● **What you have to do**
Give the number of lines in the data below that contain "ﺔﻟﻶﻟا", with no other words.

(Dataset rows for apps and sites)

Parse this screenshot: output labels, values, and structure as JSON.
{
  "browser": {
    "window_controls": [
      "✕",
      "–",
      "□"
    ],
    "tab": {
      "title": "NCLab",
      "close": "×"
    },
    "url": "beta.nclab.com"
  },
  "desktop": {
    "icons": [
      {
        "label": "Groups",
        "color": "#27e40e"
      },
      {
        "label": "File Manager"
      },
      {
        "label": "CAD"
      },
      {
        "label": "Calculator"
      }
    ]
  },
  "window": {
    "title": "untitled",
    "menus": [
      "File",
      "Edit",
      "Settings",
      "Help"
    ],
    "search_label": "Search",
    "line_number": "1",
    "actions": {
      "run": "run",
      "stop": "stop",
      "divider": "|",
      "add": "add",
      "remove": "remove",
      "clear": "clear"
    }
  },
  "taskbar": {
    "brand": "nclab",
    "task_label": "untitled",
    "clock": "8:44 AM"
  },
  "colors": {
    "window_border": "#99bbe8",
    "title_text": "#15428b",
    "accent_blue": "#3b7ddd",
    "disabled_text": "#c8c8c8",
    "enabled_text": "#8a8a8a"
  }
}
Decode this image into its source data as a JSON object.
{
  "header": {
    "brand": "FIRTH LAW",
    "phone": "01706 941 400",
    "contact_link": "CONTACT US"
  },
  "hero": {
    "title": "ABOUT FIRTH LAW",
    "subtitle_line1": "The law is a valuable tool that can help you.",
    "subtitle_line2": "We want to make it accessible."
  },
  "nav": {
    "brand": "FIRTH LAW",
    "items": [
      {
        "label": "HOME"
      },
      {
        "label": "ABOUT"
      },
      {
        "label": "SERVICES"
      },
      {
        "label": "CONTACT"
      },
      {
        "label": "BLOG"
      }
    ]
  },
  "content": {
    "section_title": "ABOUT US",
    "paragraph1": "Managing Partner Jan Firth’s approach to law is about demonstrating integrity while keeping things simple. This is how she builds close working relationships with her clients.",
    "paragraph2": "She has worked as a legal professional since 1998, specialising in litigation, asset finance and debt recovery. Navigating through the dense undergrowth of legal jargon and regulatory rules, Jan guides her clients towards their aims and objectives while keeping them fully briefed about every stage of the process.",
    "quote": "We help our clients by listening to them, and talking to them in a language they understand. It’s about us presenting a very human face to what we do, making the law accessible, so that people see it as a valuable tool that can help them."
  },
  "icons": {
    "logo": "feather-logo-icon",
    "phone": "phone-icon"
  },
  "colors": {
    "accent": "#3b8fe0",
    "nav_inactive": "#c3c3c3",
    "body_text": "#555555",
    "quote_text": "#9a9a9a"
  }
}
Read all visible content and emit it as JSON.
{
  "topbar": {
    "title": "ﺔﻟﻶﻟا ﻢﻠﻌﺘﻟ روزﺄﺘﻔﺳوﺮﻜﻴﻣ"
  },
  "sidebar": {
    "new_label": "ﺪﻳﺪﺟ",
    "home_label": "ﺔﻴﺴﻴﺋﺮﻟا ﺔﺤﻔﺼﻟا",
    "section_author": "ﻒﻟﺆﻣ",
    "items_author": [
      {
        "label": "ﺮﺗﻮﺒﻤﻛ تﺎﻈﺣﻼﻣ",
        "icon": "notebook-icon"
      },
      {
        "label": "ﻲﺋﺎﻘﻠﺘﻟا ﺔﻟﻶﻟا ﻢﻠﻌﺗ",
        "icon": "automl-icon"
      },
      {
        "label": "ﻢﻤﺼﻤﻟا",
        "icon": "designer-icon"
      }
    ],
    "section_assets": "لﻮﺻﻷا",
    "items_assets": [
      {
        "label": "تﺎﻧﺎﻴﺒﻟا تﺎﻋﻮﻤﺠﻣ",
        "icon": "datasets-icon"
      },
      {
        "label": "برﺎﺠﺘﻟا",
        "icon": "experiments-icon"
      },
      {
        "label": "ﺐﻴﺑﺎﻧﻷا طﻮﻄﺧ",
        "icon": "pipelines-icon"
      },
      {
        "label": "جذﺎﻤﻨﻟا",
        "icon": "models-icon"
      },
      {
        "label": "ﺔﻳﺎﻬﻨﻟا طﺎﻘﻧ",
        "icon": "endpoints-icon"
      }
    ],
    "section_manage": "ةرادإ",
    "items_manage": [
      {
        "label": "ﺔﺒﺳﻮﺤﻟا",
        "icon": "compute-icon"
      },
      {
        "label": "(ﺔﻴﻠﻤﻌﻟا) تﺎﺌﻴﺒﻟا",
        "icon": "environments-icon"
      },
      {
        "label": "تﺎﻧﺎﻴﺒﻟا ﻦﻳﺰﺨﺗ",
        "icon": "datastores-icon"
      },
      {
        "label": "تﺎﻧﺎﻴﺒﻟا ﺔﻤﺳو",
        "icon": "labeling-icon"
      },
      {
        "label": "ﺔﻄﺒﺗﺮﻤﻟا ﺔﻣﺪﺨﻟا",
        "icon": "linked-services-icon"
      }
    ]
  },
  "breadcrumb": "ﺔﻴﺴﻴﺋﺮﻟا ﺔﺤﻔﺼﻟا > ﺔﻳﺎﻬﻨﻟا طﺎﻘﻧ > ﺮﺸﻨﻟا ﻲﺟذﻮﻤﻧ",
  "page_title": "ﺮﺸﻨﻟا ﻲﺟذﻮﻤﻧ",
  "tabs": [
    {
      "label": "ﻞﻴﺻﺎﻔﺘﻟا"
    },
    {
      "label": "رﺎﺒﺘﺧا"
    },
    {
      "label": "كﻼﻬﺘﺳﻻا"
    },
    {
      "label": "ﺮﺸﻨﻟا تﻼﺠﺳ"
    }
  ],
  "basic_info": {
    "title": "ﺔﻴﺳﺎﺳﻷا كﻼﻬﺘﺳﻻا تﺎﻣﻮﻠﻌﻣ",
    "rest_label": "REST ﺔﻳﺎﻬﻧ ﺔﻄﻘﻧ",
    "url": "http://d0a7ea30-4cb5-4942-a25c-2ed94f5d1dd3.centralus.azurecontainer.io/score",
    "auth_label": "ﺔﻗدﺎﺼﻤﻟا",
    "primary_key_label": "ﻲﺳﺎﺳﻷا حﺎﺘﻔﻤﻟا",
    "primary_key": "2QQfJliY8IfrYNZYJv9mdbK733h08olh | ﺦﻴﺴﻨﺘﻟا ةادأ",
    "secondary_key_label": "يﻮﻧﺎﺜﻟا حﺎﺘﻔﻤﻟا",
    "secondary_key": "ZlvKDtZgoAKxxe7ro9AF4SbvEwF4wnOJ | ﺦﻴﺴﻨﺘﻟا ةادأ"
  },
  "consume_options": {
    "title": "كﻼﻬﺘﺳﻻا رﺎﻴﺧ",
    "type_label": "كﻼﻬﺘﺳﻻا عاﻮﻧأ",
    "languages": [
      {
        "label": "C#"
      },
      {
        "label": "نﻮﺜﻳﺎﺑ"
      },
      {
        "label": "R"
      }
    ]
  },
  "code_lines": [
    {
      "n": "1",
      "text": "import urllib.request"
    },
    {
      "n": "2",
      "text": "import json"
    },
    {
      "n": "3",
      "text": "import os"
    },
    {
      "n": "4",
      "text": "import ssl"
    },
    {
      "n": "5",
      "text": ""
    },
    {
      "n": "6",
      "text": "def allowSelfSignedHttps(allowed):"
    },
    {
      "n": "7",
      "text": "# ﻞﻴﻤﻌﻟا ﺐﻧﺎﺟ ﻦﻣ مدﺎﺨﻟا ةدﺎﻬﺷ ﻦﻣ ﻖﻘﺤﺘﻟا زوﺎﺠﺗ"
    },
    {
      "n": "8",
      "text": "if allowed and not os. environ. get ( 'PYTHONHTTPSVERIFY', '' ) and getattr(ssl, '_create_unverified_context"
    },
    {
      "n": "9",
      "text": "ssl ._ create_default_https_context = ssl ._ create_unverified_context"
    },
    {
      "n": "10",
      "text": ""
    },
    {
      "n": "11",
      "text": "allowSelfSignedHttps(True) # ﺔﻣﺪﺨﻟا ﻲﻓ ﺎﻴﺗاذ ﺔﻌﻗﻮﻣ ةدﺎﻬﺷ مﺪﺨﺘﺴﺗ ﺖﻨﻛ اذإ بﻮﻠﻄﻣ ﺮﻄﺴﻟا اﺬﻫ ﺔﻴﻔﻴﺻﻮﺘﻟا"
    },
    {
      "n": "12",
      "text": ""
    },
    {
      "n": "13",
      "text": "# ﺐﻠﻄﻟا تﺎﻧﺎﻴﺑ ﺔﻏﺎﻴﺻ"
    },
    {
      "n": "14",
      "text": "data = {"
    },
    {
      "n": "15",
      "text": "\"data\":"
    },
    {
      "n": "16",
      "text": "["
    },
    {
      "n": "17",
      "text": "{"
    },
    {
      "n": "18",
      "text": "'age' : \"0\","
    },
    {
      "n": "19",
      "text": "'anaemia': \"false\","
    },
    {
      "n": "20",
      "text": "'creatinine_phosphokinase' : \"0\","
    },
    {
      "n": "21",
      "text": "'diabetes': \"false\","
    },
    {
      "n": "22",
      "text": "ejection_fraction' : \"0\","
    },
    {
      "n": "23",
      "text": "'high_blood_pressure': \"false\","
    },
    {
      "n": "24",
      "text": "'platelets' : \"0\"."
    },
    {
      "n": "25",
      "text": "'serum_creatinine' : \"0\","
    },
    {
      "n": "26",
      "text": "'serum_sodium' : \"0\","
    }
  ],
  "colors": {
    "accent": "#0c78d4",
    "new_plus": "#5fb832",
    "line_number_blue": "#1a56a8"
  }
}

● **Answer section**
2